:: Dataset excerpts ::
Content starts
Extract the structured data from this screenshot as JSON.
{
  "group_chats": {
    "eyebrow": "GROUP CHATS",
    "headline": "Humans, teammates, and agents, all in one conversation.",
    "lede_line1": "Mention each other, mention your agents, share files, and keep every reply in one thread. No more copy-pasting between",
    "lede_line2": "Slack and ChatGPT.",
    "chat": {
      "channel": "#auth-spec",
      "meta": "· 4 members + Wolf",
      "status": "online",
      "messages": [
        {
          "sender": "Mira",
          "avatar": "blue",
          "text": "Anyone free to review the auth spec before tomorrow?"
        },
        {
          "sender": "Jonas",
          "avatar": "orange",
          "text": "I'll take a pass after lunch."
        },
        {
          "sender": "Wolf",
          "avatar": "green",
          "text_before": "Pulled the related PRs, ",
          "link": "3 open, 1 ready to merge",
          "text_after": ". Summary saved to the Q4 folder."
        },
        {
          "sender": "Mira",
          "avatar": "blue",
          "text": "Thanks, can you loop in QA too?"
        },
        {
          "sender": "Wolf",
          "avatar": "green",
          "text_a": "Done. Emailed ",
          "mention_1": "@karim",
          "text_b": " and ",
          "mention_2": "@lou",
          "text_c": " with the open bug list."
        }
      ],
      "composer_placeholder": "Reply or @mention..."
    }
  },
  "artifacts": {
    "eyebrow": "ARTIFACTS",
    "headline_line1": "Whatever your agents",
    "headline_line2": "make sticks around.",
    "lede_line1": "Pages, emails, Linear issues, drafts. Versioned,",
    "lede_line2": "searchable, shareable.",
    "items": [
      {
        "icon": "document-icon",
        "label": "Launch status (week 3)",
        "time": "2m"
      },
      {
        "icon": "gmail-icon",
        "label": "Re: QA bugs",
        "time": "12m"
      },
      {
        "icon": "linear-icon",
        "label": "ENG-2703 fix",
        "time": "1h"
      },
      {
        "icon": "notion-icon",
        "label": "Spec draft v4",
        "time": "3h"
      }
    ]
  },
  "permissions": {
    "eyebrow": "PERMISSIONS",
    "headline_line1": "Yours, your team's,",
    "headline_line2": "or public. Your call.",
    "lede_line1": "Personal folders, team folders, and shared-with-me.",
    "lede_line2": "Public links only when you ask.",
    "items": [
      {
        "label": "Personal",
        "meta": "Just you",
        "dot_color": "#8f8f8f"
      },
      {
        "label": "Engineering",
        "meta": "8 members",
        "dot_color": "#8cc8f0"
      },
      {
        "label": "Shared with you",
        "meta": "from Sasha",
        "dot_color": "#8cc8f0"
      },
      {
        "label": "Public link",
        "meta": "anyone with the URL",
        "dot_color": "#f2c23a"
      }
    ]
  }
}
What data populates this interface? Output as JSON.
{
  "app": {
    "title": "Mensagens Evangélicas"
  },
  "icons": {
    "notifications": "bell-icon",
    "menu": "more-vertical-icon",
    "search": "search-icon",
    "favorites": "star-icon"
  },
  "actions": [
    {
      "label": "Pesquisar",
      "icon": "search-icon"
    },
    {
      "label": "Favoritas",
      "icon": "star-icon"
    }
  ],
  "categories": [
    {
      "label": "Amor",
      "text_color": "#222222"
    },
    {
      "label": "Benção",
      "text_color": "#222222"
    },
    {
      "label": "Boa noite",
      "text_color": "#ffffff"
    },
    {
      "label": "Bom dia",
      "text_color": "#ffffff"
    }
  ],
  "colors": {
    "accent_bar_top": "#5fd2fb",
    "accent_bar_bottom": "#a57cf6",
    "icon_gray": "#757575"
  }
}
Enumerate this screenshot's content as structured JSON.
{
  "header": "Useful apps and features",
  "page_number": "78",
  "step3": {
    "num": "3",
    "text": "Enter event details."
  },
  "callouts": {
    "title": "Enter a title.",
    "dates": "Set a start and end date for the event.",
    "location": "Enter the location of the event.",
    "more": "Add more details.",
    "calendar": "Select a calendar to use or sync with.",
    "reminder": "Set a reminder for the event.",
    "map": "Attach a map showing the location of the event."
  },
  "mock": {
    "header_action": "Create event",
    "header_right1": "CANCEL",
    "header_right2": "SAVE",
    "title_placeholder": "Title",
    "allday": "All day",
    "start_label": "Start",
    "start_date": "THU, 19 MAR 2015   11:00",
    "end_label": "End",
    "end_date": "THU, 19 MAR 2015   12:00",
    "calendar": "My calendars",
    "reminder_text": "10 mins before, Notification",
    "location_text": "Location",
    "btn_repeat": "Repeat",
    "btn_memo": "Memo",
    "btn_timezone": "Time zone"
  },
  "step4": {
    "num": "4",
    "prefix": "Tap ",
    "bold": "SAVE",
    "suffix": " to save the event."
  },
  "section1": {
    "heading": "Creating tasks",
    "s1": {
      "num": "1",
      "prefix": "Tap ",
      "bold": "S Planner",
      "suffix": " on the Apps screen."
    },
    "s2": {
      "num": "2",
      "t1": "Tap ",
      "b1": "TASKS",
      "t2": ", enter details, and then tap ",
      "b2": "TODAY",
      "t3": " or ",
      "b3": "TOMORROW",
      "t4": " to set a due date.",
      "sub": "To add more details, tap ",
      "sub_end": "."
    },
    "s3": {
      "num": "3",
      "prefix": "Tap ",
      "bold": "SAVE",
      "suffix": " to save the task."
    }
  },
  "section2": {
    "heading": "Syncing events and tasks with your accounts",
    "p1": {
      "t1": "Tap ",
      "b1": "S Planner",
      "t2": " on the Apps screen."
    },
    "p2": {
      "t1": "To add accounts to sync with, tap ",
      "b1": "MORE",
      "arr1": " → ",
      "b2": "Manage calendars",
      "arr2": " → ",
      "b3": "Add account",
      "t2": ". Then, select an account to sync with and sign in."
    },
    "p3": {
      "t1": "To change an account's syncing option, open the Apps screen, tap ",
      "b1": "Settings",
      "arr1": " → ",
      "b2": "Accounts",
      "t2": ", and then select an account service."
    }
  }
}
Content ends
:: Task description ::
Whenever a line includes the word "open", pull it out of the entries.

:: Exercise output ::
          "link": "3 open, 1 ready to merge",
          "text_c": " with the open bug list."
      "t1": "To change an account's syncing option, open the Apps screen, tap ",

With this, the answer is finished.